Sabrina Canela, 20, takes shelter from the rain underneath a tarp and umbrella while waiting in line in front of the U.S. Supreme Court in Washington, D.C. Canela is 38th in line for a chance to attend the court's hearing Tuesday morning over the constitutionality of Proposition 8.
How Much Does a Seat at the Supreme Court Cost?

By Michelle Garcia

Originally published on March 26 2013 3:27 PM ET

Some of the people sitting with a front-row seat to history as the Supreme Court hears arguments regarding marriage equality this week may have paid as much as $6,000 for their spot.

Tickets to the Supreme Court are technically free, according to the Associated Press. However, some who wanted to avoid waiting in line or even camping out for days in Washington's wintery weather for a seat, were able to pay other people to wait in line for them.
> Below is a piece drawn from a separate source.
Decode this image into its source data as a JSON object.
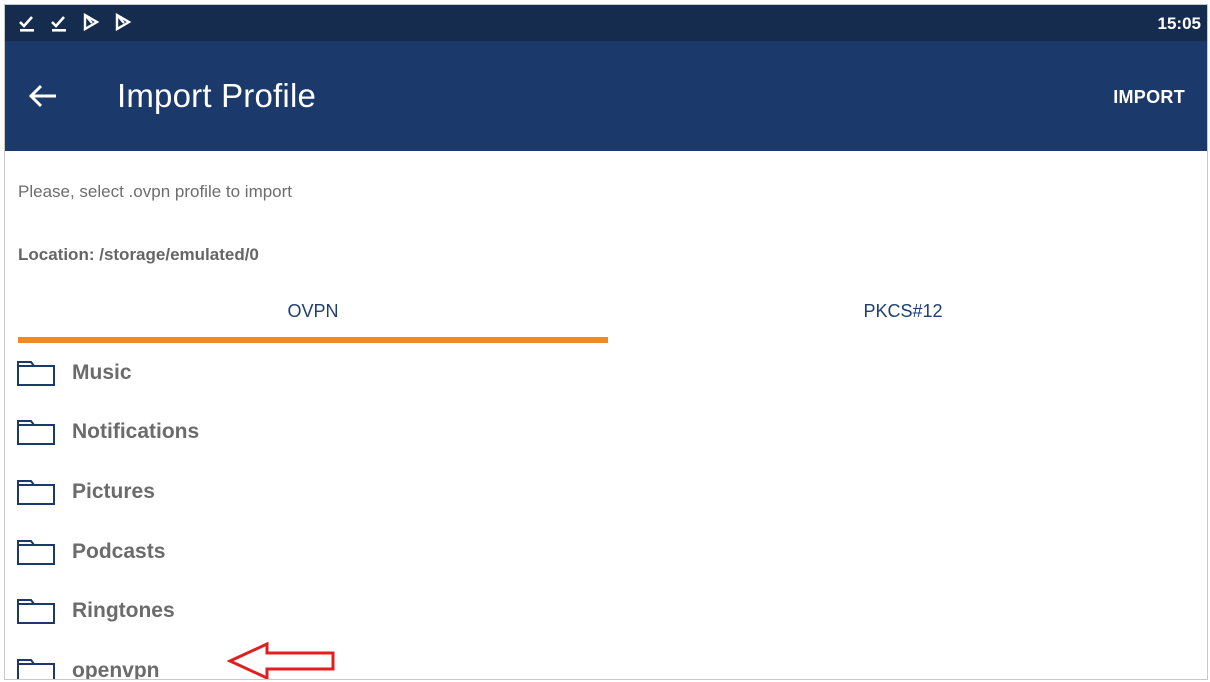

For the more controversial cases, onlookers queue for tickets about a day in advance. For the hearings on Proposition 8, and the Defense of Marriage Act, some people were camped out a week in advance. Companies like are charging between $36-$50 per hour, making a five-day wait cost $6,000.
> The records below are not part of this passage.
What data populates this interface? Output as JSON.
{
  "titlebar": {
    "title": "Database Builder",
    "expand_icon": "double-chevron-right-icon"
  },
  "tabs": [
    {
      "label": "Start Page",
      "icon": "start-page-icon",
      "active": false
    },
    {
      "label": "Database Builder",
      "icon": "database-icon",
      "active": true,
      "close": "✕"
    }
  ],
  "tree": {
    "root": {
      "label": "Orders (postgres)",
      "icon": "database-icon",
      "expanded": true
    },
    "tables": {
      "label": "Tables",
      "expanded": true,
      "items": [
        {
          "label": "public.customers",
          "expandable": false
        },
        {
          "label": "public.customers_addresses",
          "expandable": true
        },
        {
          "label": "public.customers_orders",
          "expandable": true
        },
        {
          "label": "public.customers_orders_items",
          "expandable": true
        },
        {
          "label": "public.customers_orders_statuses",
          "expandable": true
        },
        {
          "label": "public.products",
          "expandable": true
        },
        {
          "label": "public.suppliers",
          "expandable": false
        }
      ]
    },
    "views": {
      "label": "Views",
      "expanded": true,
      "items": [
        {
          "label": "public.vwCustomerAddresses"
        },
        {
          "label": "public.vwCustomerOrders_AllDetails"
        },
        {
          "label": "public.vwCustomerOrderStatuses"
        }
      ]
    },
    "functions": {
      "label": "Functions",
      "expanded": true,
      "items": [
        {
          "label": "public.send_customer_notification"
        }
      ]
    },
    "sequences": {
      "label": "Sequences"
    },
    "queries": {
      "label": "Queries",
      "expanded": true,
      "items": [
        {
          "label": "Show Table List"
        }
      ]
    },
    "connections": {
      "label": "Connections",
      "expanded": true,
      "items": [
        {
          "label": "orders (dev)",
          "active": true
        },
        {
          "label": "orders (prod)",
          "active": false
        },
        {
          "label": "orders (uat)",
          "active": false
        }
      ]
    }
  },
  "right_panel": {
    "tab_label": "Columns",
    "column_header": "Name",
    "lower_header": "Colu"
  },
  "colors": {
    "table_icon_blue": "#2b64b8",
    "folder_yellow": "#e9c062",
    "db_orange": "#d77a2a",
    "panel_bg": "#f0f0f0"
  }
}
The courtroom only seats about 500, people, but seats are reserved mainly for court staff, journalists, guests, of the justices, and lawyers arguing for the case, as well as attorneys who are members of the Supreme Court bar. That leaves about 60 seats for the general public, and an additional 30 rotating seats to watch 3-5 minute segments of the arguments.